Much is made in the national news about the supposed decline of manufacturing across the United States, which many assume has been lost to Mexico or Asia. There is some truth that mass manufacturing of simple goods has gone overseas, but there’s also truth in the fact that the United States is still the world leader in high-tech and advanced manufacturing, and manufacturing software has had a lot to do with that.
The Internet revolution supposedly started the chapter of history called the Information Age, a new era that follows the Industrial Revolution. Be that as it may, it does not mean that factories make things like they used too. What was once an analog industry is now a digital one itself, as robotics and automation supplant human workers on the assembly lines. statii manufacturing software lets designers create things digitally in computers before sending the blueprints and schematics down to the machines.
This cuts down on research and development time considerably, as well as processing costs and bad production runs. In fact, it creates many economic opportunities to replace some of those lost jobs. Designers and information technology professionals are needed in factories, as are technicians for those robotics and automated machines. Quality inspection personnel must still watch over the production.
Most inspiring, perhaps, is that manufacturing software combines with three-dimensional printer capacity to level the playing field and let everyone become a contender. Someone can design things at home or school using manufacturing programming and then create their own units or models within hours or overnight.
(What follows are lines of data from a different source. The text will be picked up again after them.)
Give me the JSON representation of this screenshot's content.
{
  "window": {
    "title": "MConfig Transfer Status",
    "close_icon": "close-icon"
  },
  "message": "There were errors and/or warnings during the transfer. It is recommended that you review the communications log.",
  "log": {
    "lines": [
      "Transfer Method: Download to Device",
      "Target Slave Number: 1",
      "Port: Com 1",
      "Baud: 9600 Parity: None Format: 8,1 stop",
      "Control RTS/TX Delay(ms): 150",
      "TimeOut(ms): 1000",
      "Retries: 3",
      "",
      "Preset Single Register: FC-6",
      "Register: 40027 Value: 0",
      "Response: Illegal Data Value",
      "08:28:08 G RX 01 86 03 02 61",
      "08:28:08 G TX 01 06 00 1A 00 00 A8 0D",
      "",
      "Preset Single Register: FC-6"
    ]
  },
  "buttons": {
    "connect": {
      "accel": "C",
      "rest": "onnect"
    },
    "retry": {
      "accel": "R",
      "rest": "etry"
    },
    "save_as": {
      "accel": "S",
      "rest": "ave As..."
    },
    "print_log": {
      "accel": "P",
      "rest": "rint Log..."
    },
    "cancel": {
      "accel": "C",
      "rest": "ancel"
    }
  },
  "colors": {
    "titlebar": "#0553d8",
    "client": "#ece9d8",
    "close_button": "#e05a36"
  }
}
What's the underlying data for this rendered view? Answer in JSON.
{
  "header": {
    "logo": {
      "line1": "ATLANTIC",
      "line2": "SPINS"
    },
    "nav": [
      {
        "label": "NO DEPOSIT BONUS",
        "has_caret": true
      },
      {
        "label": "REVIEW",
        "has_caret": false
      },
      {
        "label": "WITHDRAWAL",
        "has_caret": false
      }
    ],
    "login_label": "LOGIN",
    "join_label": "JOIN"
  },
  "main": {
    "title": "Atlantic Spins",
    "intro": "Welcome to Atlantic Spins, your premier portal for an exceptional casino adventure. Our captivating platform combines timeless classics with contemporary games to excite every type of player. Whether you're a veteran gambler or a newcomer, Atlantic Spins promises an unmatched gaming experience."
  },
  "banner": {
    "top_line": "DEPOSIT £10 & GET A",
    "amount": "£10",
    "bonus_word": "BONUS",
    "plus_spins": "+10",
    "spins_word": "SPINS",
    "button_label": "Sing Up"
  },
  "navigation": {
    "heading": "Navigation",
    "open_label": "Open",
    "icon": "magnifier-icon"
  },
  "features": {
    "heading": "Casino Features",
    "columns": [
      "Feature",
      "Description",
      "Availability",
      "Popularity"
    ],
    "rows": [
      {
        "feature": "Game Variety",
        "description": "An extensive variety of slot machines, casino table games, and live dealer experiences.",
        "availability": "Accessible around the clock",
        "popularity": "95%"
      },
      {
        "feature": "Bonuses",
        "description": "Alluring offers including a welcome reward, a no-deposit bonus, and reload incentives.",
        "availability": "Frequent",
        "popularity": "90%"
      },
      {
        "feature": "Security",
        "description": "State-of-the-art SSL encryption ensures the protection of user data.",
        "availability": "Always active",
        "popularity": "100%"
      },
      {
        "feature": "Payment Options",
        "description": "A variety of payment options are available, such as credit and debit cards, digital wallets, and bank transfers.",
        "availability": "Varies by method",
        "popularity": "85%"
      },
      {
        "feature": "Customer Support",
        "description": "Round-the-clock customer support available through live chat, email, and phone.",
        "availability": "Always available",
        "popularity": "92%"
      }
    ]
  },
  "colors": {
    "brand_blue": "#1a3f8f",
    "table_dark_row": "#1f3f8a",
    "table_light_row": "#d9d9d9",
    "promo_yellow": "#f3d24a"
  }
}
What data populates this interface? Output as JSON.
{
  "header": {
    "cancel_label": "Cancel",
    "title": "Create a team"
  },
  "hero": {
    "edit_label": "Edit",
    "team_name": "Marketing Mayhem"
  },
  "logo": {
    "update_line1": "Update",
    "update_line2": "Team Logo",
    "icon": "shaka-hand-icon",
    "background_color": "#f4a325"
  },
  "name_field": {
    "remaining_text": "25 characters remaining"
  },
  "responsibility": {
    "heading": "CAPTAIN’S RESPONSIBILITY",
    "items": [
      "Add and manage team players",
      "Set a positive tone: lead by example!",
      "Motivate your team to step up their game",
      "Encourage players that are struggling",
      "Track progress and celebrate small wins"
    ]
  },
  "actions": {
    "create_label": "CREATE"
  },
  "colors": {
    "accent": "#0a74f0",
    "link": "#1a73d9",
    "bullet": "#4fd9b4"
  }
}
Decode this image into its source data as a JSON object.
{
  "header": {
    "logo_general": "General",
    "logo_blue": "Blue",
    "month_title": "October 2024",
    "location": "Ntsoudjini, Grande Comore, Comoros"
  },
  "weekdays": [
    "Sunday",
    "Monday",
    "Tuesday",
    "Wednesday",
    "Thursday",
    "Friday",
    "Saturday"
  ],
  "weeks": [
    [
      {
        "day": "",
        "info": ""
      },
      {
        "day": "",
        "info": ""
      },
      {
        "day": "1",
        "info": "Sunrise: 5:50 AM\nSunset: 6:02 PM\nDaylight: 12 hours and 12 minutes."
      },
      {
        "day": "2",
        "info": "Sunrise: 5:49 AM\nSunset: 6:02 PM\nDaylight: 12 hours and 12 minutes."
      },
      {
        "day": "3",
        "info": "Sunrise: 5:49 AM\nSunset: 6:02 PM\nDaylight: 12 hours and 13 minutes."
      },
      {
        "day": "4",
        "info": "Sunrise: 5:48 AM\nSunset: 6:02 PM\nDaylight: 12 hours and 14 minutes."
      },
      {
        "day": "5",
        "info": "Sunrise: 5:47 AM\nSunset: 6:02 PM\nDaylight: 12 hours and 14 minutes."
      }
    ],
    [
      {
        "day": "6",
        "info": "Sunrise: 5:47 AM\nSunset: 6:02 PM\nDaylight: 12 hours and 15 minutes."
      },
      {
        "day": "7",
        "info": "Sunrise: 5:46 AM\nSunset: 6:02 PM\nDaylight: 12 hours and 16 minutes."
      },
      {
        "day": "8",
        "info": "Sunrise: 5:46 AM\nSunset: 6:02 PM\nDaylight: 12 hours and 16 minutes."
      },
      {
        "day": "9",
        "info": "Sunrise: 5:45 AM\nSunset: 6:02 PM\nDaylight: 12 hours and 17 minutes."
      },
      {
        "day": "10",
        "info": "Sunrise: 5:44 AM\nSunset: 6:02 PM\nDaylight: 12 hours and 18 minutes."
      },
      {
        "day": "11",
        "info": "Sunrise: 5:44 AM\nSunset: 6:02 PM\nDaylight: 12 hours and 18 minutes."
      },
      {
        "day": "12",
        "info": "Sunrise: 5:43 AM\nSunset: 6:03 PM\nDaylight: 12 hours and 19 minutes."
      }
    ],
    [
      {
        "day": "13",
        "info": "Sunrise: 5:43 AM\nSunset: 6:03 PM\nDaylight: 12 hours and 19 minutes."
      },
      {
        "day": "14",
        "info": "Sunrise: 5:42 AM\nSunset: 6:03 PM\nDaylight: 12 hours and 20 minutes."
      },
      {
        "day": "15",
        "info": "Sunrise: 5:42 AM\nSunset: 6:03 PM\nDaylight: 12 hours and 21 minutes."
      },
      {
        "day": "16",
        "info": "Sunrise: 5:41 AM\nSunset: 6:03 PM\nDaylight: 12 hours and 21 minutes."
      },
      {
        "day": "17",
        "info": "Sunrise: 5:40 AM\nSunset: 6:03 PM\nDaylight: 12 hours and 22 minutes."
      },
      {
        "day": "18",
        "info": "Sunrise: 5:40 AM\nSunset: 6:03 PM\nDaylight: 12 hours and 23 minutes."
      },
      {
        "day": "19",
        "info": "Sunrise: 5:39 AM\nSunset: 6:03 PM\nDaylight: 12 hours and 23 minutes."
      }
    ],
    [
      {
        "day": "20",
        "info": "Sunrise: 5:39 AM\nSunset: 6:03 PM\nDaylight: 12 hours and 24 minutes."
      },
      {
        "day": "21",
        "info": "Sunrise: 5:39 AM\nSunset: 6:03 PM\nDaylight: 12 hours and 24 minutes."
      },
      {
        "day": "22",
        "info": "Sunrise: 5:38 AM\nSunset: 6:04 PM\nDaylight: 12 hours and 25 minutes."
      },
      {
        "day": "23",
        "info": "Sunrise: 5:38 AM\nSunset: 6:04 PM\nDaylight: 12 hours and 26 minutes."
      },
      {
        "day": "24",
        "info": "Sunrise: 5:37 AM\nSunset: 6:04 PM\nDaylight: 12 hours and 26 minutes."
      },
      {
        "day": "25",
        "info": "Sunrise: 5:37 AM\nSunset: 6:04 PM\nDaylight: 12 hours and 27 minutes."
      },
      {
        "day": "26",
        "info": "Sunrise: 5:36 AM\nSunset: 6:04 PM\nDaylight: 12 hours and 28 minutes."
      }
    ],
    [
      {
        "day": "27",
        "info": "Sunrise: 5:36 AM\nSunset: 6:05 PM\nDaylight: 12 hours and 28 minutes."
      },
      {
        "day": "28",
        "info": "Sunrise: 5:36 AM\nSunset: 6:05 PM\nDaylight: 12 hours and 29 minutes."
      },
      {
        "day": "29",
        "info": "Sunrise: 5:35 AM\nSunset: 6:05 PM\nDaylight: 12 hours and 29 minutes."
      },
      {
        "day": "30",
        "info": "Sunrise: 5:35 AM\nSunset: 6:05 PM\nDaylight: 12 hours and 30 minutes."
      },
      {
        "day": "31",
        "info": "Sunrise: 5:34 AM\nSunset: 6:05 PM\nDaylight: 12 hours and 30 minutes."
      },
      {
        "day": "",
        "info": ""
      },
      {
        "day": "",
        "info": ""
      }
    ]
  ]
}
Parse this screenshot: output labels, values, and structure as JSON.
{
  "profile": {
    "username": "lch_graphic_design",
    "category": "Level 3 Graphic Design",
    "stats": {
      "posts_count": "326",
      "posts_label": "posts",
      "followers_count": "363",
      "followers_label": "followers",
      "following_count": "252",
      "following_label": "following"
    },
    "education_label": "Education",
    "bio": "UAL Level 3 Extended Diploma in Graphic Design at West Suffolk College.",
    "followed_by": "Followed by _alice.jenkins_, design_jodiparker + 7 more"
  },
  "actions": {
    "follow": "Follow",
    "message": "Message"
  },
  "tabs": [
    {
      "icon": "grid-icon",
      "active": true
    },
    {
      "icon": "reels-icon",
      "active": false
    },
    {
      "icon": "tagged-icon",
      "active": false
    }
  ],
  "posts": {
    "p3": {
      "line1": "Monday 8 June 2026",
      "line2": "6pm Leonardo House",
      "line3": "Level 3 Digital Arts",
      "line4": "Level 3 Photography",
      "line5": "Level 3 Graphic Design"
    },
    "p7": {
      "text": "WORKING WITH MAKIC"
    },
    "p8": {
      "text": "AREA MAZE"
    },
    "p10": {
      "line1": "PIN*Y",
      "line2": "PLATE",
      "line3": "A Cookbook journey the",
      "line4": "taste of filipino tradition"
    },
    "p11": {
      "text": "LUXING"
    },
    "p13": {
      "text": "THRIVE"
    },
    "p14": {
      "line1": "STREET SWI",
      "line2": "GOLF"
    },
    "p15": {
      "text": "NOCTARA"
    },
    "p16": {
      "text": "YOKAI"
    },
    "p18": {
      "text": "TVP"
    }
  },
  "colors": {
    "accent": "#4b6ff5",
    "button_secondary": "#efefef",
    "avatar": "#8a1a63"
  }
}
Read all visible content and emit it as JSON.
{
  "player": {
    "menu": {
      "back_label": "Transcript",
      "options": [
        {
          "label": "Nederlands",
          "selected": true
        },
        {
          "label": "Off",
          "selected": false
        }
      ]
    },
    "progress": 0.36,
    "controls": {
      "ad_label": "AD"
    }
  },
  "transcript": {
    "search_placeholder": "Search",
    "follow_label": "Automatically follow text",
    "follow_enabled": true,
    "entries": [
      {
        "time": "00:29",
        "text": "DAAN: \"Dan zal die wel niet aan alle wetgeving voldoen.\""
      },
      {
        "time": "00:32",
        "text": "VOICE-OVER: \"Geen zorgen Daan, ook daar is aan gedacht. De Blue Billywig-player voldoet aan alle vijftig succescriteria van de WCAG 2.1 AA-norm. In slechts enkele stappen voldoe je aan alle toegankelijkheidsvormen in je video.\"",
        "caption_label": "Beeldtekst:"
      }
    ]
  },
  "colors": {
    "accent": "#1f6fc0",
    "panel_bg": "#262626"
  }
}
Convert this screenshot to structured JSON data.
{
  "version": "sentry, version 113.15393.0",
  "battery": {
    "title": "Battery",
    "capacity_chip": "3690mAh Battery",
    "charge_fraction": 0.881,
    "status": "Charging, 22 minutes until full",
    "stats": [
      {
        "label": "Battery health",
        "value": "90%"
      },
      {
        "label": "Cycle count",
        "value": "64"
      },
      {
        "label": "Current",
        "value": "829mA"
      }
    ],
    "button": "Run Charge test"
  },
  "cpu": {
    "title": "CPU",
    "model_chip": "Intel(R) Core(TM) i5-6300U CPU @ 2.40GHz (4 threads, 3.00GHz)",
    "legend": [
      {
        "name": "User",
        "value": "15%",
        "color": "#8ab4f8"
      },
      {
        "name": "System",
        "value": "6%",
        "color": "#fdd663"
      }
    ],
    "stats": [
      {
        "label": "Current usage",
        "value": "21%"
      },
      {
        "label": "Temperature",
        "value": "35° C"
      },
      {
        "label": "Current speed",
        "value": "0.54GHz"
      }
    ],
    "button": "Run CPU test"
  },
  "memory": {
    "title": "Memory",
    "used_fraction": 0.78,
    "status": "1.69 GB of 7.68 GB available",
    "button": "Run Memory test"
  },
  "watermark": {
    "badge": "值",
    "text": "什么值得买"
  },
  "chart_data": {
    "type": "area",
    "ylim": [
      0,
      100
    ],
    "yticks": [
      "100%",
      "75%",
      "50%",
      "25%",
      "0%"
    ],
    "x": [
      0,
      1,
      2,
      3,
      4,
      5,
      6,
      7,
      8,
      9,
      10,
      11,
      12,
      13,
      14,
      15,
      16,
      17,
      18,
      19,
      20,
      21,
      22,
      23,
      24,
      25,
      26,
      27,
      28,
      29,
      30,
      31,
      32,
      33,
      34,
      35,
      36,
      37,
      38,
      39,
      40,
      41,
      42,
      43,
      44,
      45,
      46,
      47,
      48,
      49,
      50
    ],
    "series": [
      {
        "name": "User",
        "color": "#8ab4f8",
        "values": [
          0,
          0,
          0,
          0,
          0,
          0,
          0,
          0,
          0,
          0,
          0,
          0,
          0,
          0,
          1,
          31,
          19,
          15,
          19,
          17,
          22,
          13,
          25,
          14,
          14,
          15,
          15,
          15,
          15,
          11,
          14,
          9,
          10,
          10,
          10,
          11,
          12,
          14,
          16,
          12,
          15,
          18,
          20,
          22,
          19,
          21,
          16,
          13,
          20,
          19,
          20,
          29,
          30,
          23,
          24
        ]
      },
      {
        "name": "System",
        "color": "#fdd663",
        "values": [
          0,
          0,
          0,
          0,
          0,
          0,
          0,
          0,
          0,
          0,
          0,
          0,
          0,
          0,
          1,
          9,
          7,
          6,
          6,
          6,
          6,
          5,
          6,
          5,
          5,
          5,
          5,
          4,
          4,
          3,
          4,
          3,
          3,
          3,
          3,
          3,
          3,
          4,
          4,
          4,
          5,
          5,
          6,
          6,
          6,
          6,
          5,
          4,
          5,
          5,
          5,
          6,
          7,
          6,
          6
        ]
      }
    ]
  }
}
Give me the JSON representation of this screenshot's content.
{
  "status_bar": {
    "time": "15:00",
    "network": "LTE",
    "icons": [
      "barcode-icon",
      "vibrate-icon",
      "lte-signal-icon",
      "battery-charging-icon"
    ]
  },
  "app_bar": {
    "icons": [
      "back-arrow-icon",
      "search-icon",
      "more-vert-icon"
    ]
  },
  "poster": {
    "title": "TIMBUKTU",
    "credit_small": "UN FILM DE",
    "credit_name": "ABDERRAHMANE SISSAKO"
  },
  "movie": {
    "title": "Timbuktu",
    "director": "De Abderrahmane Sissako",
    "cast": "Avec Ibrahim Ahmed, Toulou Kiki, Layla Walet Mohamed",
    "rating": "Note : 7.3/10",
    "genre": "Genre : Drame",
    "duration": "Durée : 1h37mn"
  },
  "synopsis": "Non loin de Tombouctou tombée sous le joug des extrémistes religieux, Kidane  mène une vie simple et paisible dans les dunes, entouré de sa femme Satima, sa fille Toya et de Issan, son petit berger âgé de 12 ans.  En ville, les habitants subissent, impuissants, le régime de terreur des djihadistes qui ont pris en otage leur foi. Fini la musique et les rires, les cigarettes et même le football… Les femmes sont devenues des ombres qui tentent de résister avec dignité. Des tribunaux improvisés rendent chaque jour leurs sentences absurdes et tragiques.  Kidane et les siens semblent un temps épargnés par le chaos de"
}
Prototyping takes a weekend instead of a year, and anyone who hits a home run can simply email schematics to a larger center for mass production so they never run out of what they have created for the market.